Streaks of light crossed high above the Delta in every direction, peaking from 4 a.m. until 5 a.m. and often leaving slow-moving trails in their wakes that lingered for seconds before disappearing. Others exploded through the atmosphere in bright fireballs. These bursts of light left distinct trails in their wakes that in the minutes following would flow into curved “S’s” before disappearing like gigantic smoke rings into the night sky.

“This was a once-in-a-lifetime opportunity,” said David Lawrence, who lives in Rolling Fork and watched the shower nearby. “It wasn’t quite what I expected, according to the 70-per-second, or highest per-second prediction. But on the other hand, the brightness of some of the vapor trails and explosions were impressive.”

In Mound, Laura Barnett gathered with her husband and brother to watch the showers from 1:30 to 4:30 a.m. in a field near her home. “I enjoyed it,” she said. “Sometimes, we saw two or three at a time, sometimes it was like fireworks.”

Others reported seeing the meteors from their homes in Vicksburg despite the city lights.
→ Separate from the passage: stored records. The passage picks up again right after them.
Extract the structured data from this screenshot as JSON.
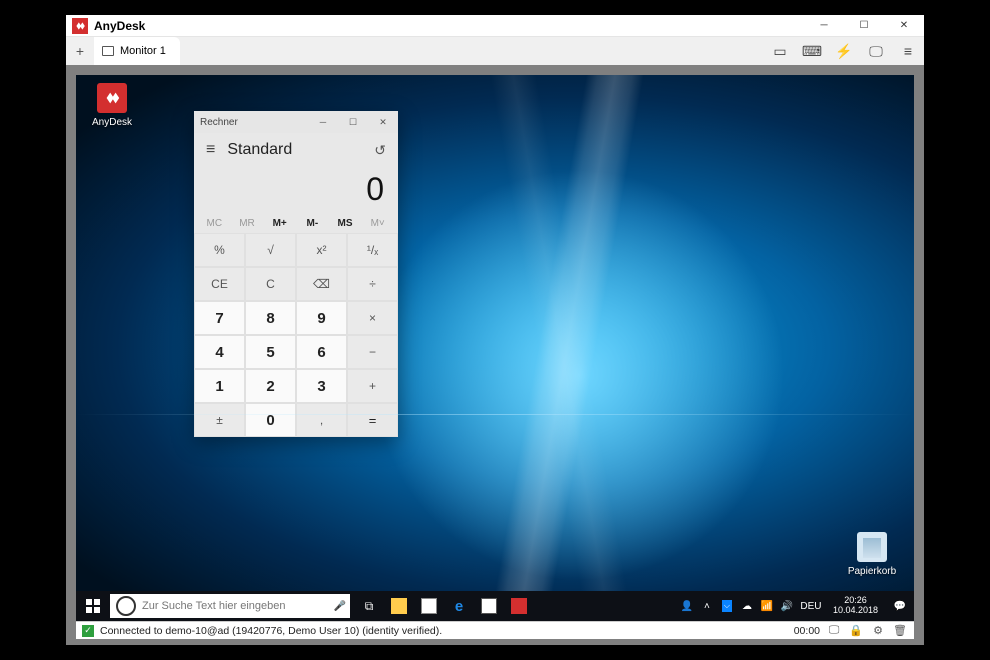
{
  "app": {
    "title": "AnyDesk"
  },
  "tabs": {
    "monitor_label": "Monitor 1"
  },
  "remote": {
    "desktop_icons": {
      "anydesk": "AnyDesk",
      "trash": "Papierkorb"
    },
    "calculator": {
      "title": "Rechner",
      "mode": "Standard",
      "display": "0",
      "memory": {
        "mc": "MC",
        "mr": "MR",
        "mp": "M+",
        "mm": "M-",
        "ms": "MS",
        "mt": "M˅"
      },
      "keys": {
        "percent": "%",
        "sqrt": "√",
        "square": "x²",
        "recip": "¹/ₓ",
        "ce": "CE",
        "c": "C",
        "back": "⌫",
        "div": "÷",
        "k7": "7",
        "k8": "8",
        "k9": "9",
        "mul": "×",
        "k4": "4",
        "k5": "5",
        "k6": "6",
        "sub": "−",
        "k1": "1",
        "k2": "2",
        "k3": "3",
        "add": "+",
        "neg": "±",
        "k0": "0",
        "dec": ",",
        "eq": "="
      }
    },
    "taskbar": {
      "search_placeholder": "Zur Suche Text hier eingeben",
      "lang": "DEU",
      "time": "20:26",
      "date": "10.04.2018"
    }
  },
  "status": {
    "text": "Connected to demo-10@ad (19420776, Demo User 10) (identity verified).",
    "elapsed": "00:00"
  }
}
Billy Bridges said he and his wife watched the meteors from their dock in the lake behind their house. “We took a blanket and pillow and layed out there, looking up,” he said. “We’ll be able to tell the grandkids we saw the great meteor shower of ’01.”

The meteor shower was witnessed across the United States, as well as in Europe, Australia and Asia, as Earth rotated through the high-flying debris.

Scientists say the next big Leonid shower won’t be until 2099.